The Utility of the Dexamethasone Suppression Test-Reply

Author Affiliations

Department of Psychiatry Tufts University School of Medicine Boston Veterans Administration Medical Center Boston, MA 02130
Department of Psychiatry Harvard Medical School Mailman Research Center McLean Hospital Belmont, MA 02178

Arch Gen Psychiatry. 1987;44(1):95-96. doi:10.1001/archpsyc.1987.01800130107018

In Reply.—  In reflecting on correspondence and conversations following our recent review of the possible utility of the dexamethasone suppression test (DST) in psychiatry, we wish to make the following remarks and `amplifications.
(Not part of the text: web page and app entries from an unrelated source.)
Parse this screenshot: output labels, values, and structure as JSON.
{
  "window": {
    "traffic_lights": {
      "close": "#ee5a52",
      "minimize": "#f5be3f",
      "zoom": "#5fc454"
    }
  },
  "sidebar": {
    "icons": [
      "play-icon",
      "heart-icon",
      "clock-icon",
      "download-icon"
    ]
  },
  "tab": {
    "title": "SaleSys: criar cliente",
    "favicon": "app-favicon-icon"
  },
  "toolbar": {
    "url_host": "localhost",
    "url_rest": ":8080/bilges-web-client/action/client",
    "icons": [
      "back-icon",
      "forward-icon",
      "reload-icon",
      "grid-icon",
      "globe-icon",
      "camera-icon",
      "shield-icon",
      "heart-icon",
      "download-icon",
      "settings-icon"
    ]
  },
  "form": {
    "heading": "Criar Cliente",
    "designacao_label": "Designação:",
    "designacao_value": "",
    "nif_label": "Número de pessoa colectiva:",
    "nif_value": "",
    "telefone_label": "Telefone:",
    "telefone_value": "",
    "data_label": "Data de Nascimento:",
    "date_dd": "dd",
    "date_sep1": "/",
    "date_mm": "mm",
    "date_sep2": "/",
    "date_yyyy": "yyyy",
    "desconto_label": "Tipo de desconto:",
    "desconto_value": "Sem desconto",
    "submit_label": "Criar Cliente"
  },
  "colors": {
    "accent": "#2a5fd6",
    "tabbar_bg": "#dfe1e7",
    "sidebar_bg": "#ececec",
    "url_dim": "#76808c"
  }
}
Certain evaluations pooled data from several studies to test for interesting trends by the use of ϰ2 statistics.1 Janicak et al2 recommended the use of a more conservative ϰ2 procedure developed by Mantel and Haenszel.3 We adapted their approach for use with a microcomputer and incorporated Yates' correction for small samples (the program is available from M.H.T.). The method computes a total ϰ2 statistic by accumulating data from contingency tables arising from each study and decomposes this overall value into a ϰ2 statistic of association testing the main effect, as influenced by the consistency of results across studies, as well as a statistic (ϰ2 for homogeneity) testing the consistency